The following points highlight the top four examples to substantiate the practical implacability of microbial mutants.
1. Induced mutants have been used extensively in the investigation of various biochemical processes, particularly metabolic reactions. Metabolic processes occur via sequences of enzyme-catalyzed reactions and by developing mutants in which the genes coding for enzymes are mutated (altered), the sequence of steps in a pathway can often be determined.
Consider, for example, the following simple pathway:
Intermediate B is produced from precursor A by the action of enzyme X, the product of gene X. Intermediate B, however, may rapidly be converted to product C by enzyme Y, the product of gene Y. If so, intermediate B may be present in very low quantities and be very difficult to identify biochemically.
However, in a mutant that has a mutation in gene Y resulting in the synthesis of either an inactive form of enzyme Y or no enzyme Y, intermediate B will often accumulate to much higher concentration facilitating its isolation and identification.
2. Induced mutants of microbes are used in producing large yields of many end-products important in various industries. For example, when penicillin was first discovered the yield was low and production was seriously limited. Then millions of spores were irradiated and mutants of Penicillium were selected. Such mutants dramatically increased the yield of penicillin in commercial production and proven invaluable for antibiotic industry.
3. Some microorganisms are known to develop resistance against certain antibiotics because of mutation. This fact is of great significance in the treatment of diseases because the antibiotics are originally effective for the control of a bacterial infection but they become less effective or ineffective as the antibiotic resistant mutants develop.
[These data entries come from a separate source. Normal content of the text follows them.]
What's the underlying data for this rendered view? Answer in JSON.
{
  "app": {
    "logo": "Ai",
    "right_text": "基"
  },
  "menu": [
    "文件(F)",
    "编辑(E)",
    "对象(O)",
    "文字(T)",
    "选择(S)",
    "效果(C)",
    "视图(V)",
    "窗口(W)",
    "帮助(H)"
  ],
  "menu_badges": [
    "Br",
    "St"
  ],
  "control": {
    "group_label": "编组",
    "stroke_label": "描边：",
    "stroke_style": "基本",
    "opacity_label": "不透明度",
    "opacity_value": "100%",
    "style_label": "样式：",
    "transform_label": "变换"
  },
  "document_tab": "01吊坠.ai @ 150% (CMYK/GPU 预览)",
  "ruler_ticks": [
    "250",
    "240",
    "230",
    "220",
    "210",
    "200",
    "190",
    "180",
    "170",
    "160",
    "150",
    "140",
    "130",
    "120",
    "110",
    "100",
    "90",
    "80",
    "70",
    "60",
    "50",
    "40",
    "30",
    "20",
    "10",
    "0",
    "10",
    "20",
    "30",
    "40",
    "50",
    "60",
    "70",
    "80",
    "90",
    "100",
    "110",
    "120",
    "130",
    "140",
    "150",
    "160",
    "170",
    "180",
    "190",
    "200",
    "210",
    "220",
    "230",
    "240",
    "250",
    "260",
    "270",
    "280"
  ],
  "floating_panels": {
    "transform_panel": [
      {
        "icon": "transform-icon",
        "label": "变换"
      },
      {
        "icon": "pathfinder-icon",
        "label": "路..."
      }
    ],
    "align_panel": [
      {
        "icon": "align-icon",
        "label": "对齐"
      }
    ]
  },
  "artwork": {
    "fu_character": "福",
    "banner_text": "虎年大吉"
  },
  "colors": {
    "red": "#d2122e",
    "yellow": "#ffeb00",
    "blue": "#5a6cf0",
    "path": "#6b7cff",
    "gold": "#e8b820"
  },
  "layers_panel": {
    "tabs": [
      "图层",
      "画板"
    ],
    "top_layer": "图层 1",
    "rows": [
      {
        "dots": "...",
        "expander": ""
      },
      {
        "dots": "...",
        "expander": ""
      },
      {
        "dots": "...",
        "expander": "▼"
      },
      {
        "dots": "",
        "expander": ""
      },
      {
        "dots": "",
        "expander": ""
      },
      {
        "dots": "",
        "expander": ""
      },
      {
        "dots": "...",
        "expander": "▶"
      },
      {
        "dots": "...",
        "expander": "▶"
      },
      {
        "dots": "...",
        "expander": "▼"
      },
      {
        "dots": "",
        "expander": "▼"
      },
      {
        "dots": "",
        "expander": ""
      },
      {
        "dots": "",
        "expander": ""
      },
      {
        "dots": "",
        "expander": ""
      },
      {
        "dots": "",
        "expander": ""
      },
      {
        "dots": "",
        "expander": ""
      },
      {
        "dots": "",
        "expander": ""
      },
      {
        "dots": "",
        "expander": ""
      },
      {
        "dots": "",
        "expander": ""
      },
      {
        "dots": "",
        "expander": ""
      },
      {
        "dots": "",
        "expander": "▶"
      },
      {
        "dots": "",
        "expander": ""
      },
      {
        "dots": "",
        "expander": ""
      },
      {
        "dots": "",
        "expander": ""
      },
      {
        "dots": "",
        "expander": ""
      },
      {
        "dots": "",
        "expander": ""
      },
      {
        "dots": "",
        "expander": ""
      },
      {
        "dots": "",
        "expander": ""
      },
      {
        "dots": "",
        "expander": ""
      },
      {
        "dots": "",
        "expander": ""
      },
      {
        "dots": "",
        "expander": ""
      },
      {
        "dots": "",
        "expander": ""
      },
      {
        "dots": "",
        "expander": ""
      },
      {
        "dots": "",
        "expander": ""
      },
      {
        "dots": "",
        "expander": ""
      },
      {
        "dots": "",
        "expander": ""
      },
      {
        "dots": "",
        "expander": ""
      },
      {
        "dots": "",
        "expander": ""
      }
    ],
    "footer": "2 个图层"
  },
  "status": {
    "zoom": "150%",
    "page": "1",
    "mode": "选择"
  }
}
4. The maintenance of pure cultures of typical microbial species requires that occurrence of mutations be prevented. Otherwise, the cultures will no longer remain pure.